Bending in the other direction inhibits the cell
Hair cells and transduction
The hair cells fire in response to vibrations
100 picometers in a hair cell is equivalent to a motion of 10 mm at the top of the Eiffel Tower
Most signal comes from the ~3500 inner hair cells
Outer hair cells (~ 12,000) alter the vibration of the basilar membrane
enhances selectivity
Fourier analysis in the cochlea
The cochlea decomposes the auditory signal by frequency
Different areas along the cochlea are sensitive to different frequencies
Activity of the receptors in each region codes for the amount of sound at that particular frequency
Complex sounds are made up of a number of different frequencies
The lowest is known as the fundamental frequency
Other frequencies are known as harmonics
The auditory pathway
From the cochlea, the signal travels via the auditory nerve to the brainstem
Most of the signals cross over to the contralateral hemisphere in the brainstem
After traveling to the inferior colliculus and MGN of the thalamus, the signal then arrives at the auditory cortex.
Place coding of pitch
The basilar membrane is laid out in a tonotopic manner
Vibrations in different parts of the membrane reflect different pitches
Hair cells at each point on the membrane code for specific frequencies based on firing to "best liked" frequencies.
Timing code for pitch
Humans can hear sounds up to ~20,000 Hz
Naïve proposal:
A neuron fires for every cycle
A neuron can only fire about 500 times a second, due to its refractory period
The volley principle
The volley principle
Many neurons work together to code each cycle of the sound
Each particular neuron fires at the peak of a cycle, but only does so every few cycles
Evidence for volley principle
Neurons will phase-lock to a stimulus.
Localizing sounds
Two sources of information:
Interaural time/phase differences
Interaural intensity differences
Interaural time differences
Eccentric sounds take slightly longer to arrive at the far ear (< 1 millisecond)
The phase of the sound wave will be slightly different between the two ears
More important at low frequencies (< 1500 Hz)
Interaural level differences
The head casts an auditory shadow on the far ear
More important for high frequencies
To cast a shadow, an object must be large in comparison to the wavelength of the signal.
Neural mechanisms for sound localization
There are neurons in the midbrain and auditory cortex that respond to timing differences
Other neurons have receptive fields for different regions of space
Integrate timing and level information
Localizing sounds in elevation
How do we localize the elevation of a sound source?
The pinna (outer ear) acts like an acoustic antenna
It resonates differently depending upon the elevation of the sound
It differently reflects sounds depending upon the elevation
Pinnae differ greatly between individuals
We learn to use our own ears to localize in elevation
Cross-modal perception
Visual and auditory signals can affect perception in the other modality
Vision affects audition
McGurk effect
Audition affects vision
Shams et al. illusion
“joined sensations”
the ability to experience sensation in one sense as a perception in a different sense
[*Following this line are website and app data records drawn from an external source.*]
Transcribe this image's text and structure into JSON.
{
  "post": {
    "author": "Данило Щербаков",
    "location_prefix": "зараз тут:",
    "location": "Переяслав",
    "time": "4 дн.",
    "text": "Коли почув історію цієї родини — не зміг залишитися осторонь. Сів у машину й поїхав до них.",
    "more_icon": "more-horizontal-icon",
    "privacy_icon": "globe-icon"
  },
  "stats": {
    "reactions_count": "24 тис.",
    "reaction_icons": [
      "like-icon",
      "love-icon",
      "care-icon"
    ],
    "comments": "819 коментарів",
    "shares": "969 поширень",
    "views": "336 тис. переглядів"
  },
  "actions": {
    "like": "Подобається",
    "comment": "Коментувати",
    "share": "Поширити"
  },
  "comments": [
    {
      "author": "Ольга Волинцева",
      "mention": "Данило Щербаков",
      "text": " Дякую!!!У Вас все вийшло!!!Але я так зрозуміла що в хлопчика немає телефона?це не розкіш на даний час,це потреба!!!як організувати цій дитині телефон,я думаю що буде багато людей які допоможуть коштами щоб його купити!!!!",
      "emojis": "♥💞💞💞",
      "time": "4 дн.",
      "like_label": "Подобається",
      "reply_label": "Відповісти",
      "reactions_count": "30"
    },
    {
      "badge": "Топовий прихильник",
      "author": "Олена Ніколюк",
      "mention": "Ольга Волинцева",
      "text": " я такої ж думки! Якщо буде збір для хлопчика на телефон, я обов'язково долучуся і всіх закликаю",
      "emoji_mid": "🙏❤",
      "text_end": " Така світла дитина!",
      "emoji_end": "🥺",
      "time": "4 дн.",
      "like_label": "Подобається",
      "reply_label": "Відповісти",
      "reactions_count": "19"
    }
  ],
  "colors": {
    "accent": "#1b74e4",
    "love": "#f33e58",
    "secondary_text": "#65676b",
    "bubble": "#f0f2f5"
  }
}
hearing colors
tasting shapes
or across different aspects of a single modality
seeing letters as colored
involuntary and unsuppressible
occurs in ~ 1/25,000 people
more often in females (> 3:1)
runs in families
Visual search
Searching for a simple feature (e.g., blue vs. red) is “pre-attentive”
Difficulty does not increase as the number of distractors increases
Searching for a complex feature (e.g., 2 vs 5) requires attention
Difficulty increases as the number of distractors goes up
Modularity and cross-modal perception
The strong modularity of mind thesis proposed that modules are “informationally encapsulated”
Cross-modal perception shows that modalities can affect each other at very low levels
Suggests that modularity is false in its strongest form.